Here’s an example of how you do that. Your email is [email protected]. You go to Bank of XYZ’s website to open an account. When asked for your email, tell them your email is [email protected]. the “BankXYZ” part can be whatever you wantm, but try to use text that you will recognize where you used it when you signed up for a service. When they send email to, google sees the “+” in the address and drops the plus sign and all characters up to but not including the @ sign in your email address, and delivers that email where it you inteded it to go all along, in the [email protected] inbox. Now if you start receiving spam that is sent to [email protected], you know that Bank of XYZ sold your information to someone even if you told them not to. Then you spank them with a bad review online letting people know they sell clients’ email addresses to spamers.

This works very well. At least until companies out there get smart enough to screen email addresses and start to remove the +BankXYZ from the email address before sending out the email and we’re back to square 1.

Tip #3: similar to #2, but works better than #2, but there is a bit more initial setup, but if you’re a computer geek, you problably alrady have half of it setup anyway. With this method, you get to use your personal email address only for comunications with your friends and family and out of the hands of all busineses that will sell your address. Get yor own internet domain name and set it up with a hoting service that provides basic email server service. Now you create a separate email address in your email server for each account you create/sign-up to. For example, you own, you set it up with a hosting provider. When you open an account with Bank of XYZ, you create the email account [email protected] and use that when you open your account with Bank of XYZ. You then create a new email address [email protected], and [email protected], etc, etc. Yes, there will be muitiple email addresses, and if you do this right, there will be many email address. But it’s OK, you don’t have to remember them all. You setup your email program to receive email from all of those accounts and the all end up in your inbox as usual. When you start receiveing spam from [email protected], you know Verizon sold your information, and you spank them with a call to your favorite politician complaining about it. Then you create an email account [email protected] and update your verizon account with the new email addres, and delete the [email protected] from your email server, and voila! no matter how much spam is sent to [email protected], it will never arrive anywehere becaus the acccount no longer exists.

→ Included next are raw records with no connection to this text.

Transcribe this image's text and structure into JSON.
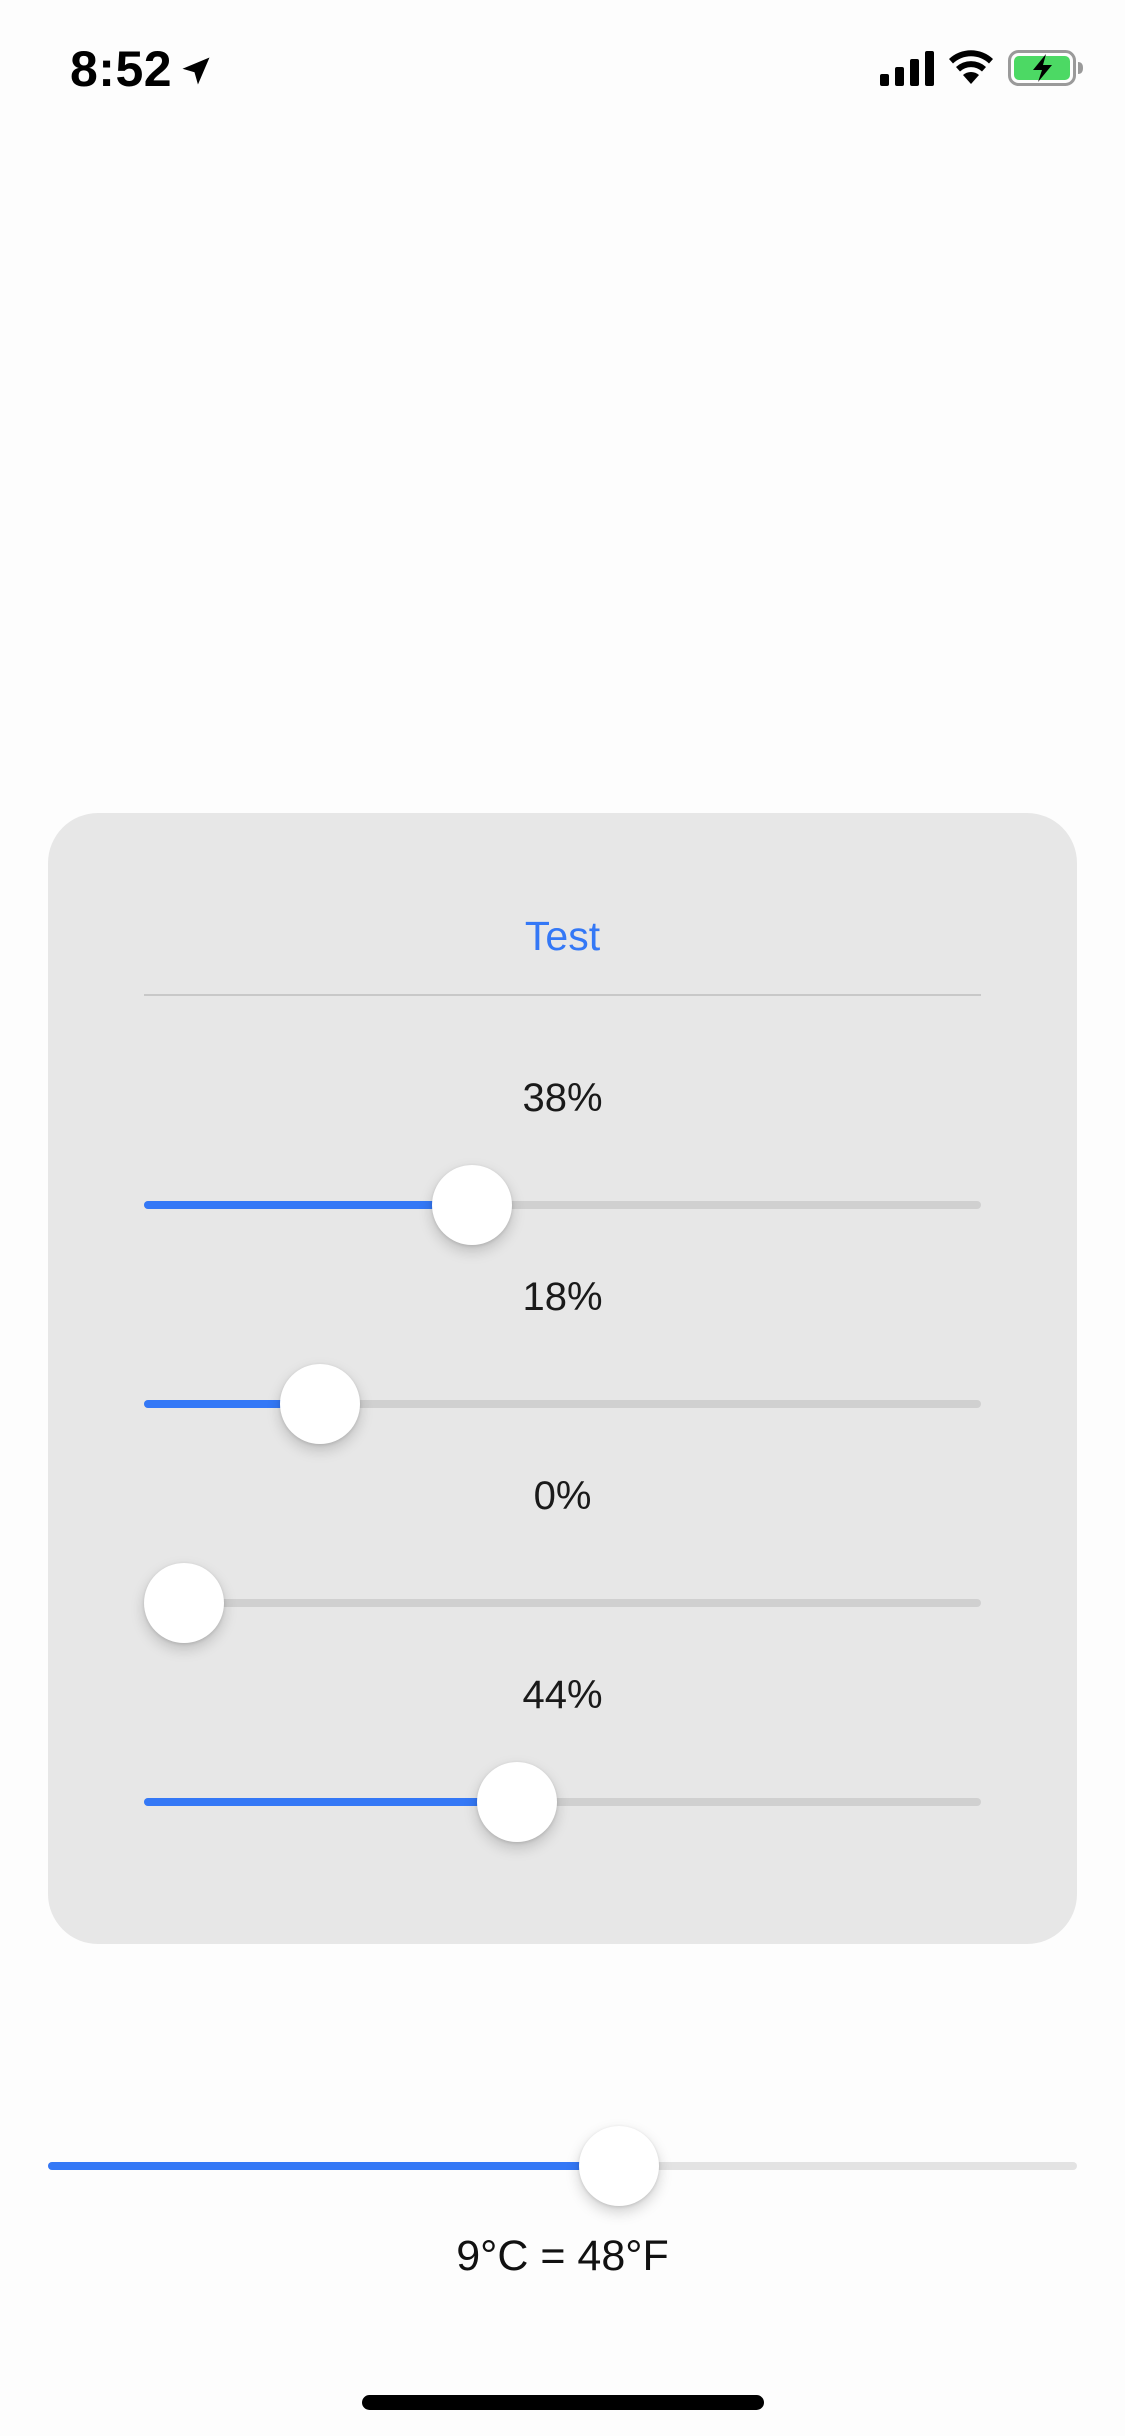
{
  "status_bar": {
    "time": "8:52",
    "icons": [
      "location-arrow-icon",
      "cellular-signal-icon",
      "wifi-icon",
      "battery-charging-icon"
    ],
    "battery_color": "#4cd964"
  },
  "card": {
    "title": "Test",
    "sliders": [
      {
        "label": "38%",
        "value": 0.38
      },
      {
        "label": "18%",
        "value": 0.18
      },
      {
        "label": "0%",
        "value": 0.0
      },
      {
        "label": "44%",
        "value": 0.44
      }
    ]
  },
  "temperature": {
    "slider_value": 0.56,
    "label": "9°C = 48°F"
  },
  "colors": {
    "accent": "#3478f6",
    "card_background": "#e7e7e7",
    "track": "#d0d0d0"
  }
}
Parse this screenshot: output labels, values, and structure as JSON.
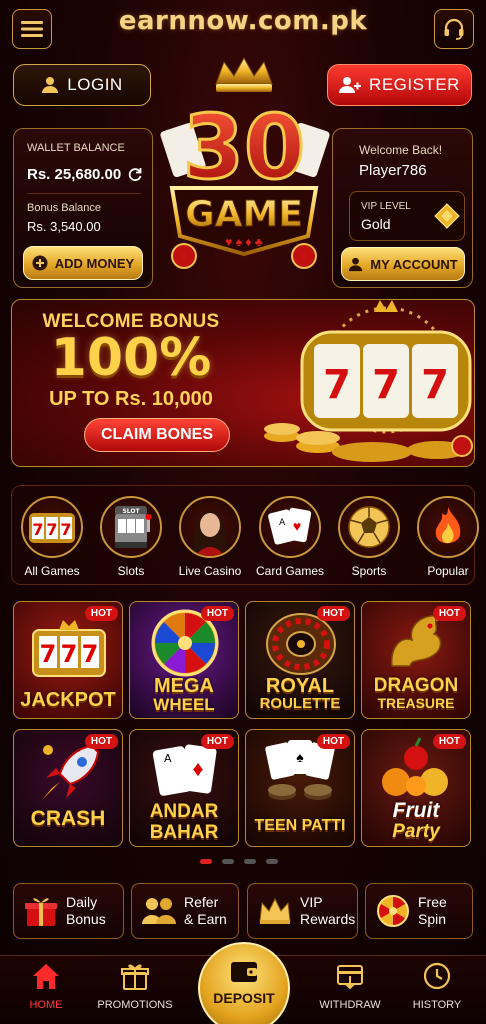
{
  "header": {
    "site_title": "earnnow.com.pk"
  },
  "auth": {
    "login_label": "LOGIN",
    "register_label": "REGISTER"
  },
  "logo": {
    "number": "30",
    "word": "GAME"
  },
  "wallet": {
    "balance_label": "WALLET BALANCE",
    "balance_value": "Rs. 25,680.00",
    "bonus_label": "Bonus Balance",
    "bonus_value": "Rs. 3,540.00",
    "add_money_label": "ADD MONEY"
  },
  "account": {
    "welcome": "Welcome Back!",
    "username": "Player786",
    "vip_label": "VIP LEVEL",
    "vip_value": "Gold",
    "my_account_label": "MY ACCOUNT"
  },
  "banner": {
    "line1": "WELCOME BONUS",
    "line2": "100%",
    "line3": "UP TO  Rs. 10,000",
    "claim_label": "CLAIM BONES"
  },
  "categories": [
    {
      "label": "All Games",
      "icon": "slot-777-icon"
    },
    {
      "label": "Slots",
      "icon": "slot-machine-icon"
    },
    {
      "label": "Live Casino",
      "icon": "dealer-avatar-icon"
    },
    {
      "label": "Card Games",
      "icon": "playing-cards-icon"
    },
    {
      "label": "Sports",
      "icon": "soccer-ball-icon"
    },
    {
      "label": "Popular",
      "icon": "flame-icon"
    }
  ],
  "games": [
    {
      "name1": "JACKPOT",
      "name2": "",
      "badge": "HOT"
    },
    {
      "name1": "MEGA",
      "name2": "WHEEL",
      "badge": "HOT"
    },
    {
      "name1": "ROYAL",
      "name2": "ROULETTE",
      "badge": "HOT"
    },
    {
      "name1": "DRAGON",
      "name2": "TREASURE",
      "badge": "HOT"
    },
    {
      "name1": "CRASH",
      "name2": "",
      "badge": "HOT"
    },
    {
      "name1": "ANDAR",
      "name2": "BAHAR",
      "badge": "HOT"
    },
    {
      "name1": "TEEN PATTI",
      "name2": "",
      "badge": "HOT"
    },
    {
      "name1": "Fruit",
      "name2": "Party",
      "badge": "HOT"
    }
  ],
  "carousel": {
    "pages": 4,
    "active": 1
  },
  "quick_actions": [
    {
      "line1": "Daily",
      "line2": "Bonus",
      "icon": "gift-icon"
    },
    {
      "line1": "Refer",
      "line2": "& Earn",
      "icon": "users-icon"
    },
    {
      "line1": "VIP",
      "line2": "Rewards",
      "icon": "crown-icon"
    },
    {
      "line1": "Free",
      "line2": "Spin",
      "icon": "spin-wheel-icon"
    }
  ],
  "nav": {
    "home": "HOME",
    "promotions": "PROMOTIONS",
    "deposit": "DEPOSIT",
    "withdraw": "WITHDRAW",
    "history": "HISTORY"
  },
  "colors": {
    "accent_gold": "#f5c542",
    "accent_red": "#e02020",
    "bg": "#1a0303"
  }
}
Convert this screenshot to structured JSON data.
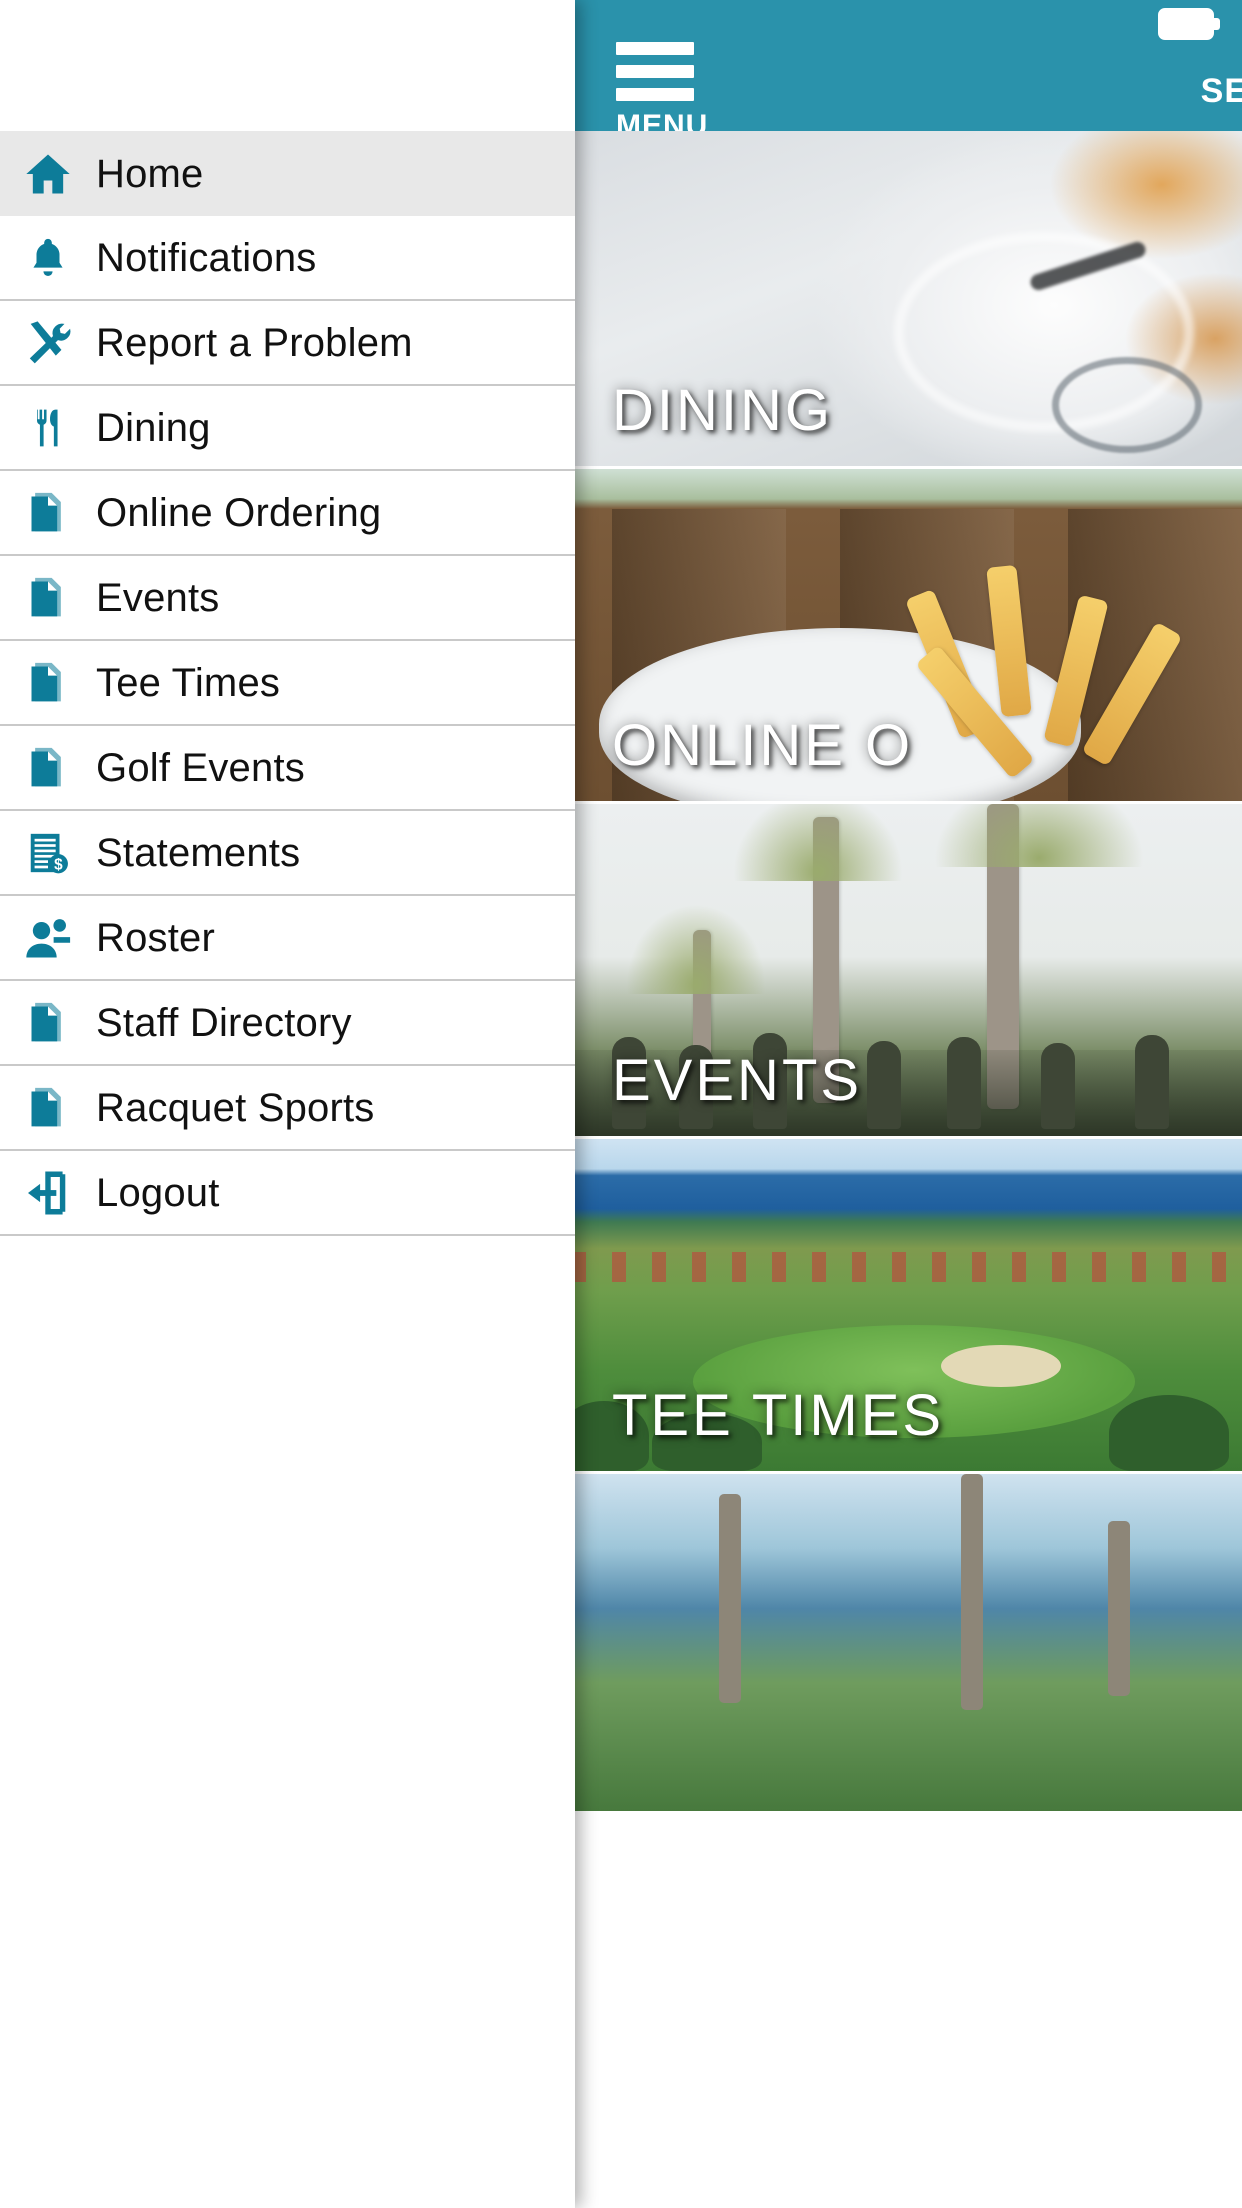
{
  "header": {
    "menu_label": "MENU",
    "search_label": "SE",
    "hamburger_icon": "hamburger-menu-icon",
    "battery_icon": "battery-full-icon",
    "background_color": "#2a92ab"
  },
  "drawer": {
    "accent_color": "#0d7c99",
    "active_item_background": "#e8e8e8",
    "items": [
      {
        "label": "Home",
        "icon": "home-icon",
        "active": true
      },
      {
        "label": "Notifications",
        "icon": "bell-icon",
        "active": false
      },
      {
        "label": "Report a Problem",
        "icon": "tools-icon",
        "active": false
      },
      {
        "label": "Dining",
        "icon": "fork-knife-icon",
        "active": false
      },
      {
        "label": "Online Ordering",
        "icon": "document-stack-icon",
        "active": false
      },
      {
        "label": "Events",
        "icon": "document-stack-icon",
        "active": false
      },
      {
        "label": "Tee Times",
        "icon": "document-stack-icon",
        "active": false
      },
      {
        "label": "Golf Events",
        "icon": "document-stack-icon",
        "active": false
      },
      {
        "label": "Statements",
        "icon": "invoice-dollar-icon",
        "active": false
      },
      {
        "label": "Roster",
        "icon": "people-group-icon",
        "active": false
      },
      {
        "label": "Staff Directory",
        "icon": "document-stack-icon",
        "active": false
      },
      {
        "label": "Racquet Sports",
        "icon": "document-stack-icon",
        "active": false
      },
      {
        "label": "Logout",
        "icon": "logout-arrow-icon",
        "active": false
      }
    ]
  },
  "tiles": [
    {
      "caption": "DINING",
      "photo": "plated-food-closeup"
    },
    {
      "caption": "ONLINE O",
      "photo": "french-fries-bowl-on-wood"
    },
    {
      "caption": "EVENTS",
      "photo": "palm-trees-outdoor-gathering"
    },
    {
      "caption": "TEE TIMES",
      "photo": "oceanside-golf-course"
    },
    {
      "caption": "",
      "photo": "coastal-palms-partial"
    }
  ]
}
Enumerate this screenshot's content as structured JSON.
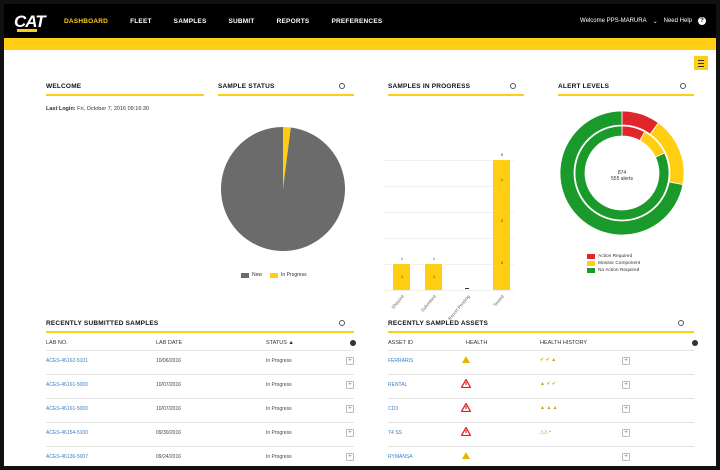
{
  "nav": {
    "logo": "CAT",
    "items": [
      "DASHBOARD",
      "FLEET",
      "SAMPLES",
      "SUBMIT",
      "REPORTS",
      "PREFERENCES"
    ],
    "active_index": 0,
    "user_label": "Welcome PPS-MARURA",
    "help_label": "Need Help"
  },
  "colors": {
    "accent": "#ffcd11",
    "gray": "#6b6b6b",
    "red": "#e0262a",
    "green": "#1a9a2a",
    "link": "#3b7fc4"
  },
  "welcome": {
    "title": "WELCOME",
    "last_login_label": "Last Login:",
    "last_login_value": "Fri, October 7, 2016 09:16:30"
  },
  "sample_status": {
    "title": "SAMPLE STATUS",
    "legend": [
      "New",
      "In Progress"
    ]
  },
  "samples_in_progress": {
    "title": "SAMPLES IN PROGRESS"
  },
  "alert_levels": {
    "title": "ALERT LEVELS",
    "center_line1": "874",
    "center_line2": "555 alerts",
    "legend": [
      "Action Required",
      "Monitor Component",
      "No Action Required"
    ]
  },
  "chart_data": [
    {
      "type": "pie",
      "categories": [
        "New",
        "In Progress"
      ],
      "values": [
        98,
        2
      ],
      "colors": [
        "#6b6b6b",
        "#ffcd11"
      ]
    },
    {
      "type": "bar",
      "categories": [
        "Shipped",
        "Submitted",
        "Report Pending",
        "Tested"
      ],
      "values": [
        1,
        1,
        0,
        5
      ],
      "data_labels": [
        "1",
        "1",
        "",
        "5"
      ],
      "inner_labels": [
        [
          "1"
        ],
        [
          "1"
        ],
        [],
        [
          "1",
          "2",
          "2"
        ]
      ],
      "ylim": [
        0,
        5
      ]
    },
    {
      "type": "pie",
      "categories": [
        "Action Required",
        "Monitor Component",
        "No Action Required"
      ],
      "series": [
        {
          "name": "outer",
          "values": [
            10,
            18,
            72
          ]
        },
        {
          "name": "inner",
          "values": [
            8,
            10,
            82
          ]
        }
      ],
      "colors": [
        "#e0262a",
        "#ffcd11",
        "#1a9a2a"
      ]
    }
  ],
  "recent_samples": {
    "title": "RECENTLY SUBMITTED SAMPLES",
    "headers": [
      "LAB NO.",
      "LAB DATE",
      "STATUS"
    ],
    "sort_arrow": "▲",
    "rows": [
      {
        "lab_no": "ACES-46162-5101",
        "date": "10/06/2016",
        "status": "In Progress"
      },
      {
        "lab_no": "ACES-46161-5000",
        "date": "10/07/2016",
        "status": "In Progress"
      },
      {
        "lab_no": "ACES-46161-5000",
        "date": "10/07/2016",
        "status": "In Progress"
      },
      {
        "lab_no": "ACES-46154-5100",
        "date": "09/30/2016",
        "status": "In Progress"
      },
      {
        "lab_no": "ACES-46136-5007",
        "date": "09/24/2016",
        "status": "In Progress"
      }
    ]
  },
  "recent_assets": {
    "title": "RECENTLY SAMPLED ASSETS",
    "headers": [
      "ASSET ID",
      "HEALTH",
      "HEALTH HISTORY"
    ],
    "rows": [
      {
        "asset_id": "FERRARIS",
        "health": "monitor",
        "history": "✔ ✔ ▲"
      },
      {
        "asset_id": "RENTAL",
        "health": "action",
        "history": "▲ ✔ ✔"
      },
      {
        "asset_id": "CD3",
        "health": "action",
        "history": "▲ ▲ ▲"
      },
      {
        "asset_id": "T4 SS",
        "health": "action",
        "history": "△△ ▪"
      },
      {
        "asset_id": "RYMANSA",
        "health": "monitor",
        "history": ""
      }
    ]
  }
}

Note about option #3: if you do this, make sure you enable the black hole option in your email server. That way, every email that arrives in your server addressed to an email account that no longer exists, it will be deleted out of existence automatically. If you do not do this, the spammer will get at least 1 email back for every email they send out that no longer exists. While this may seem like sweet revenge that the spamer gets spamed by their own doing, they likely have their own server setup to delete all the return emails to their own black hole, so no such joy here. Also, every email sent over the internet takes a tiny bit of “space” from the internet. Your email to the spammer that will not be received by the spammer adds up to this internet trafic. According to Statista, “Spam messages accounted for 45.37 percent of e-mail traffic in December 2021” see You sending out an email to a spammer every time you get a spam email will only help take away more and more of the internet’s ability to do it’s thing and only help increase the need for upgrades to keep it working. While spam does not contribute to things being sent to the land fill, sending spam does take work and work take energy, electric engergy. Spam contributes to make climate change worse.

Unfotunately, there is not such thing as setting up a block hole at the usps service.

Matthew Agen
November 22, 2022 8:30 pm
Reply to  Mario Mendes

Catalog Choice has generally worked for me. Some companies kept sending so I made more requests through Catalog Choice. Eventually they all stopped.

All Stories

Do you have a garden where you take care of either flowers or vegetables?

View Results

Loading ... Loading ...
  • Junior Landscaping
Go toTop